◆ **TASK GOAL**
Give back every record exactly, images excluded.

◆ **DATA FOR THE TASK**
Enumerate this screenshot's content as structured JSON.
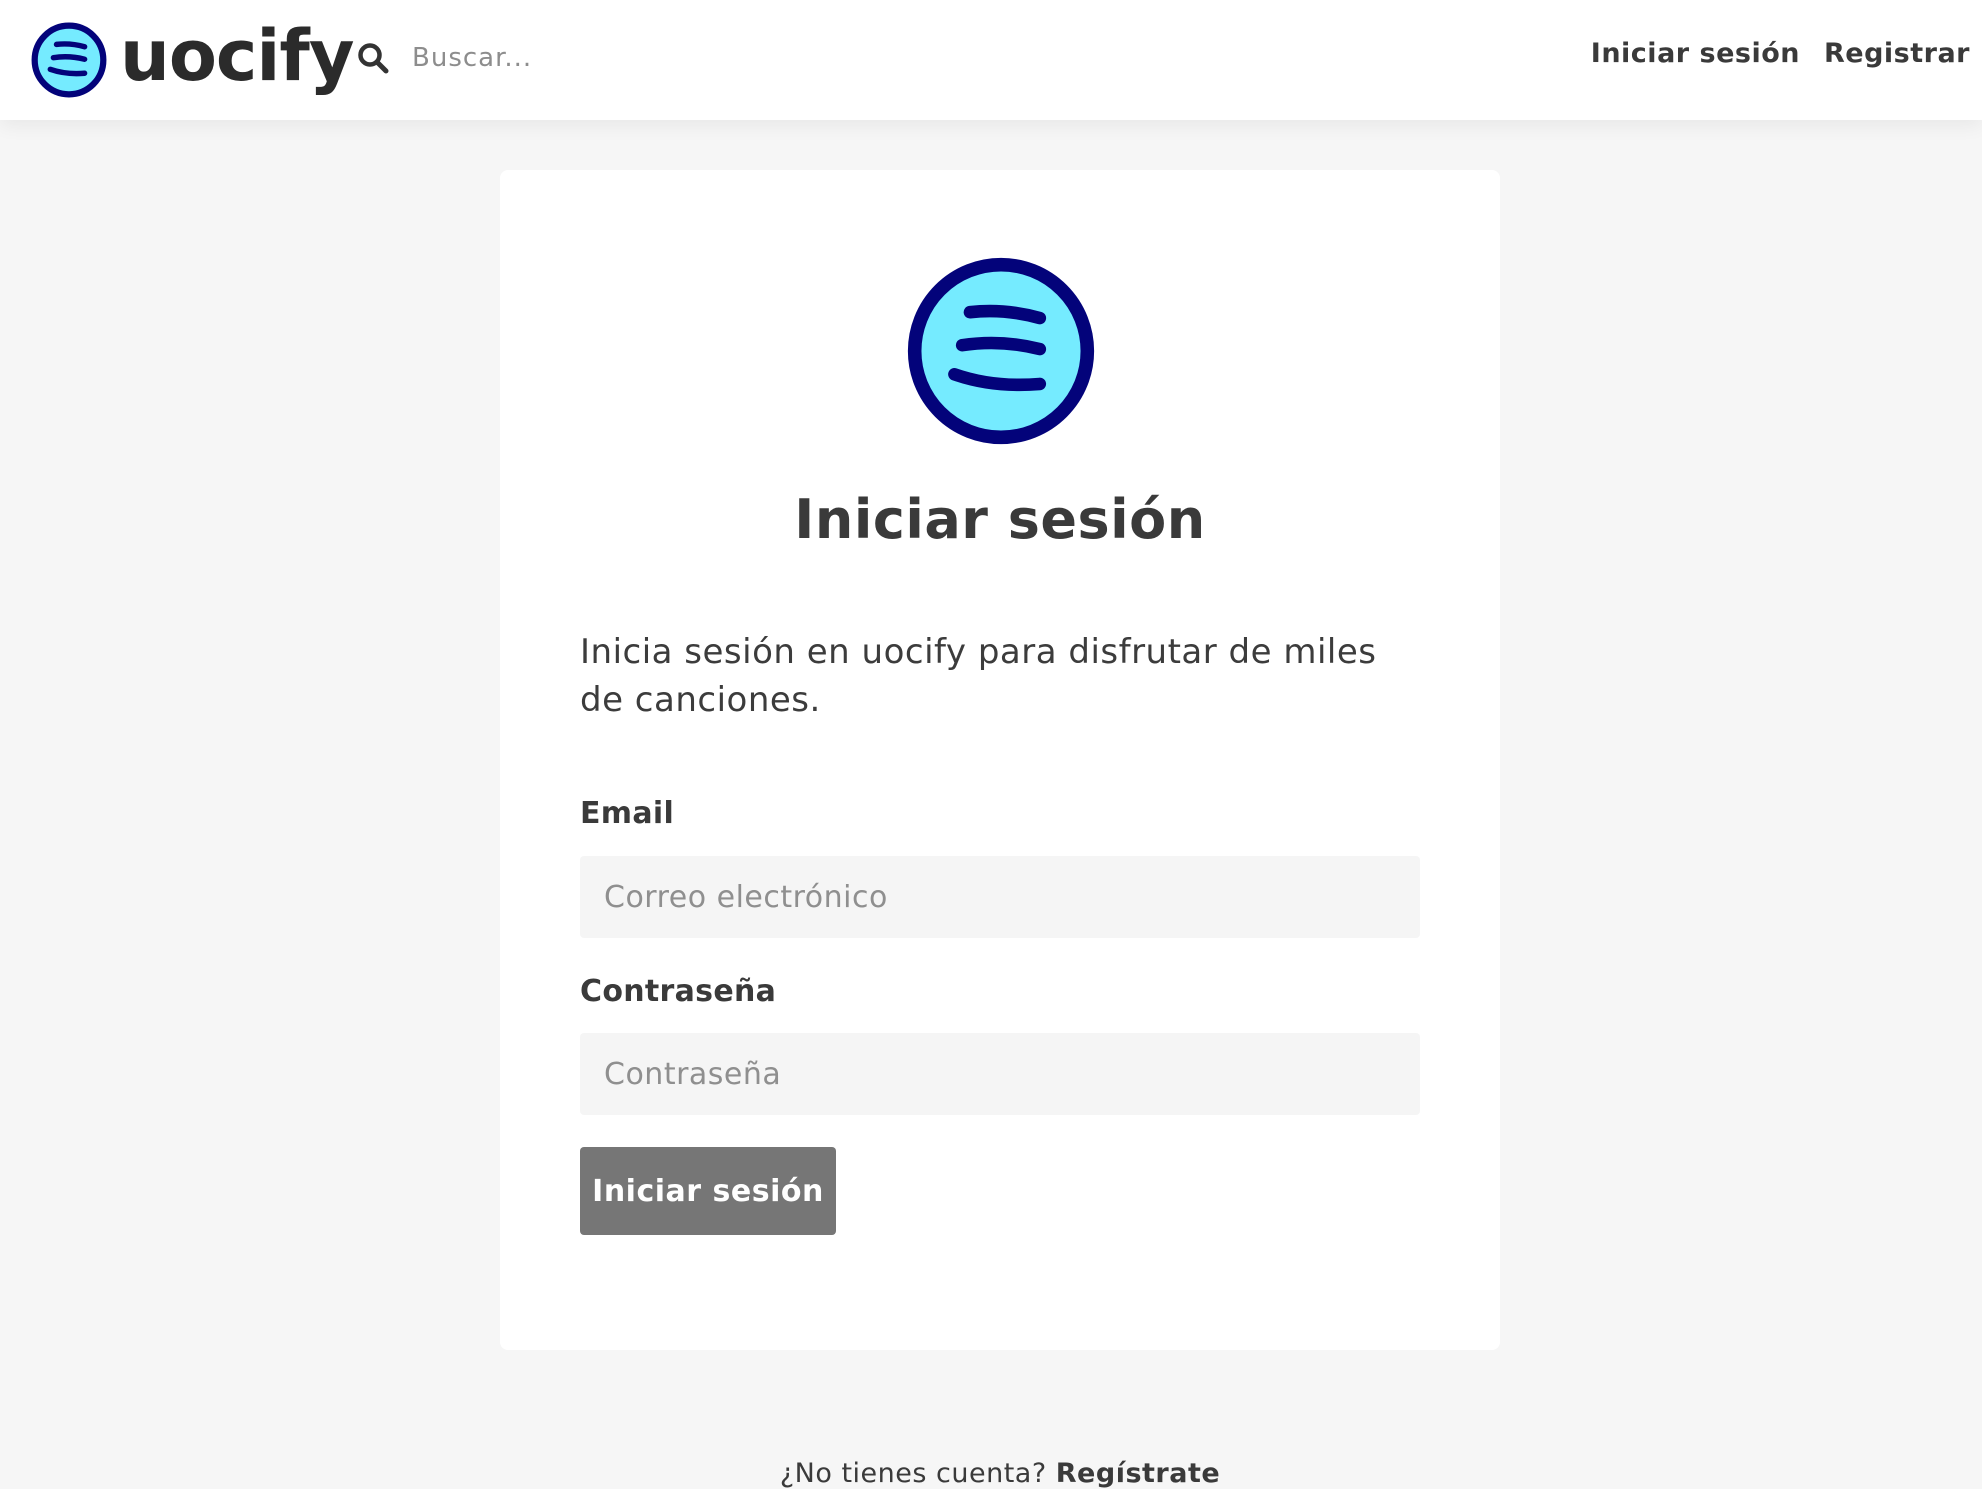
{
  "brand": {
    "name": "uocify"
  },
  "header": {
    "search_placeholder": "Buscar...",
    "nav": {
      "login_label": "Iniciar sesión",
      "register_label": "Registrar"
    }
  },
  "login_card": {
    "title": "Iniciar sesión",
    "description": "Inicia sesión en uocify para disfrutar de miles de canciones.",
    "email": {
      "label": "Email",
      "placeholder": "Correo electrónico",
      "value": ""
    },
    "password": {
      "label": "Contraseña",
      "placeholder": "Contraseña",
      "value": ""
    },
    "submit_label": "Iniciar sesión",
    "signup_prompt": "¿No tienes cuenta?",
    "signup_link": "Regístrate"
  },
  "icons": {
    "logo": "uocify-logo-icon",
    "search": "search-icon"
  },
  "colors": {
    "logo_fill": "#75ebff",
    "logo_ring": "#03037a",
    "button_bg": "#767676",
    "page_bg": "#f6f6f6",
    "input_bg": "#f5f5f5",
    "text_dark": "#3a3a3a"
  }
}
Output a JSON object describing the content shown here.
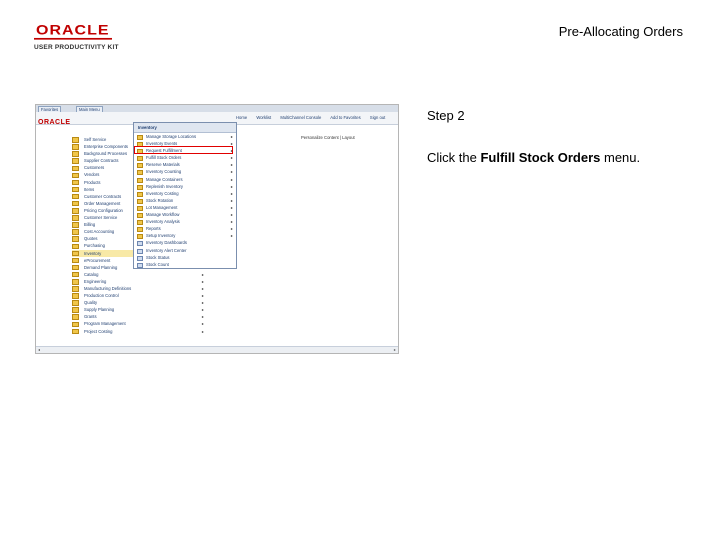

◆ **RESPONSE BELOW**
Enumerate this screenshot's content as structured JSON.
{
  "brand": {
    "name": "uocify"
  },
  "header": {
    "search_placeholder": "Buscar...",
    "nav": {
      "login_label": "Iniciar sesión",
      "register_label": "Registrar"
    }
  },
  "login_card": {
    "title": "Iniciar sesión",
    "description": "Inicia sesión en uocify para disfrutar de miles de canciones.",
    "email": {
      "label": "Email",
      "placeholder": "Correo electrónico",
      "value": ""
    },
    "password": {
      "label": "Contraseña",
      "placeholder": "Contraseña",
      "value": ""
    },
    "submit_label": "Iniciar sesión",
    "signup_prompt": "¿No tienes cuenta?",
    "signup_link": "Regístrate"
  },
  "icons": {
    "logo": "uocify-logo-icon",
    "search": "search-icon"
  },
  "colors": {
    "logo_fill": "#75ebff",
    "logo_ring": "#03037a",
    "button_bg": "#767676",
    "page_bg": "#f6f6f6",
    "input_bg": "#f5f5f5",
    "text_dark": "#3a3a3a"
  }
}
Output a JSON object describing the content shown here.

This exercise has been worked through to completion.